When we drive to Pittsburgh, we head east on I-80 and then south on I-79. That’s because we stay at a hotel right off I-79. Once we move to the North Shore area (walking distance to Heinz Field and city attractions) we are a substantial distance from I-79, so we go home a different route.
We have a couple of options, but we like taking Rt-30 out of the city. In addition to being able to stop at an Eat’n Park for breakfast, this road gives us a little break from the monotony of Interstate driving. While planning our trip, I noticed that our return run would take us very close to Centralia, PA.
This was interesting for several reasons, most notably because Centralia doesn’t exist. The town is gone, almost all the houses are gone, most of the roads are gone or overgrown and the Post Office rescinded the Zip Code – 17927 no longer exists.
Anyway, when I mentioned to my daughter that we would be passing within 10 miles of Centralia, she quickly asked:
“Can we go see Graffiti Highway?”
“Of course we can.”
I’m not tossing Faith under the bus here. I only mentioned the proximity because I found a visit fairly irresistible. What’s the story with Centralia?
It’s on fire.
Well, it’s the coal beneath Centralia that’s on fire. The coal has been burning since 1962. For the previous 100 years, people in and around Centralia were mining coal, or supporting the coal industry in some fashion. Shortly before Memorial Day in 1962, according to two sources, a fire began in the town landfill, which then entered the network of abandoned coal mine shafts. Another source says the fire started 30 years earlier and only just reached the area under the landfill in 1962.
Regardless of which story you subscribe to, the
ending current status is very sad. In the 80s, the fire began to present a significant danger to the residents and business owners in the town. Heat, toxic gasses and unstable-to-the-point-of-collapsing ground, all contributed to making staying in the town an untenable concept. After meetings and hearings and legal proceedings of all manner, most of the residents of Centralia were evicted from their homes and forced to move, with the aid of government funds. The Governor of Pennsylvania took the land by eminent domain and the gradual erasure of Centralia began.
One casualty of the fire was Pennsylvania Rt-61. A section of this highway collapsed, and rather than complete repairs, the state made the detour permanent and blocked access to both ends of the abandoned section. I don’t know how far it continues, but the north end of this abandoned road is covered with graffiti. Hence the name and the attraction.
Most of the buildings and homes have been destroyed by the state. Some roads remain. A few cemeteries remain and are well maintained. St. Mary’s Greek Orthodox church is the only structure, other than a few private homes, that still stands in Centralia.
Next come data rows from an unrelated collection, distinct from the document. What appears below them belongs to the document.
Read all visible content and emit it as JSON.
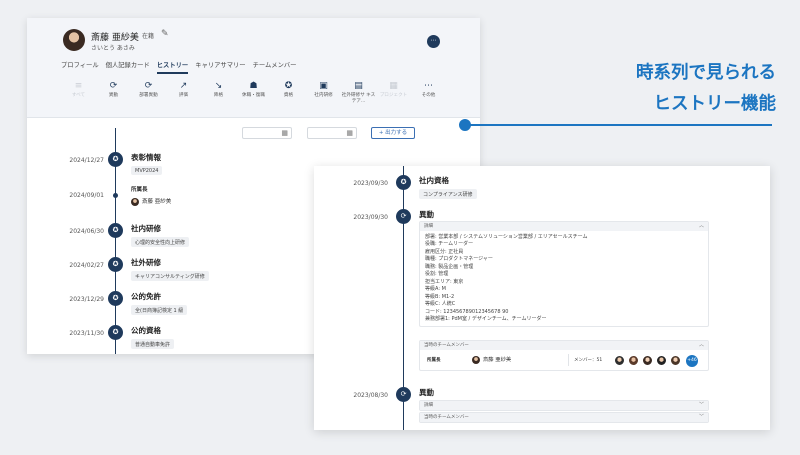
{
  "profile": {
    "name": "斎藤 亜紗美",
    "status": "在籍",
    "kana": "さいとう あさみ",
    "menu_icon": "⋯"
  },
  "tabs": [
    {
      "label": "プロフィール",
      "active": false
    },
    {
      "label": "個人記録カード",
      "active": false
    },
    {
      "label": "ヒストリー",
      "active": true
    },
    {
      "label": "キャリアサマリー",
      "active": false
    },
    {
      "label": "チームメンバー",
      "active": false
    }
  ],
  "categories": [
    {
      "label": "すべて",
      "icon": "≡",
      "disabled": true
    },
    {
      "label": "異動",
      "icon": "⟳",
      "disabled": false
    },
    {
      "label": "部署異動",
      "icon": "⟳",
      "disabled": false
    },
    {
      "label": "評価",
      "icon": "↗",
      "disabled": false
    },
    {
      "label": "降格",
      "icon": "↘",
      "disabled": false
    },
    {
      "label": "休職・復職",
      "icon": "☗",
      "disabled": false
    },
    {
      "label": "資格",
      "icon": "✪",
      "disabled": false
    },
    {
      "label": "社内研修",
      "icon": "▣",
      "disabled": false
    },
    {
      "label": "社外研修サ キステア...",
      "icon": "▤",
      "disabled": false
    },
    {
      "label": "プロジェクト",
      "icon": "▦",
      "disabled": true
    },
    {
      "label": "その他",
      "icon": "⋯",
      "disabled": false
    }
  ],
  "filter": {
    "export_label": "+ 出力する",
    "tilde": "〜"
  },
  "timeline_left": [
    {
      "date": "2024/12/27",
      "title": "表彰情報",
      "chip": "MVP2024",
      "icon": "✪"
    },
    {
      "date": "2024/09/01",
      "sub": "所属長",
      "person": "斎藤 亜紗美",
      "dot": true
    },
    {
      "date": "2024/06/30",
      "title": "社内研修",
      "chip": "心理的安全性向上研修",
      "icon": "✪"
    },
    {
      "date": "2024/02/27",
      "title": "社外研修",
      "chip": "キャリアコンサルティング研修",
      "icon": "✪"
    },
    {
      "date": "2023/12/29",
      "title": "公的免許",
      "chip": "全(日商簿記検定 1 級",
      "icon": "✪"
    },
    {
      "date": "2023/11/30",
      "title": "公的資格",
      "chip": "普通自動車免許",
      "icon": "✪"
    }
  ],
  "headline": {
    "line1": "時系列で見られる",
    "line2": "ヒストリー機能"
  },
  "timeline_right": {
    "ev1": {
      "date": "2023/09/30",
      "title": "社内資格",
      "chip": "コンプライアンス研修",
      "icon": "✪"
    },
    "ev2": {
      "date": "2023/09/30",
      "title": "異動",
      "icon": "⟳",
      "detail_head": "詳細",
      "details": [
        "部署: 営業本部 / システムソリューション営業部 / エリアセールスチーム",
        "役職: チームリーダー",
        "雇用区分: 正社員",
        "職種: プロダクトマネージャー",
        "職務: 製品企画・管理",
        "役割: 管理",
        "担当エリア: 東京",
        "等級A: M",
        "等級B: M1-2",
        "等級C: 人統C",
        "コード: 123456789012345678 90",
        "兼務部署1: PdM室 / デザインチーム、チームリーダー"
      ],
      "members_head": "当時のチームメンバー",
      "manager_label": "所属長",
      "manager_name": "斎藤 亜紗美",
      "member_count": "メンバー：51",
      "more": "+46"
    },
    "ev3": {
      "date": "2023/08/30",
      "title": "異動",
      "icon": "⟳",
      "detail_head": "詳細",
      "members_head": "当時のチームメンバー"
    }
  },
  "colors": {
    "navy": "#1f3a5c",
    "accent": "#1c75c1"
  }
}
High on a hill overlooking the town, the church is thus far unaffected and still holds weekly services.
You can read more about Centralia here – yes, that’s a Wikipedia link, and yes, they are asking for money at this point, but you don’t have to give. You are also free to look up other sources of information, none of which add much clarity but all of which are interesting.
I grew up in Pennsylvania, and our family circle included relatives and friends who were employed in the spectrum of activity that is coal mining. The people affected by this fire are hard-working people, who are victims of a very unfortunate event. I don’t mean to make light of their situation. The photos in the gallery represent an observation of an icon of popular culture. In no way is this meant to diminish the tragic nature of this fire, nor am I trying to draw parallels to other events. This is just sad.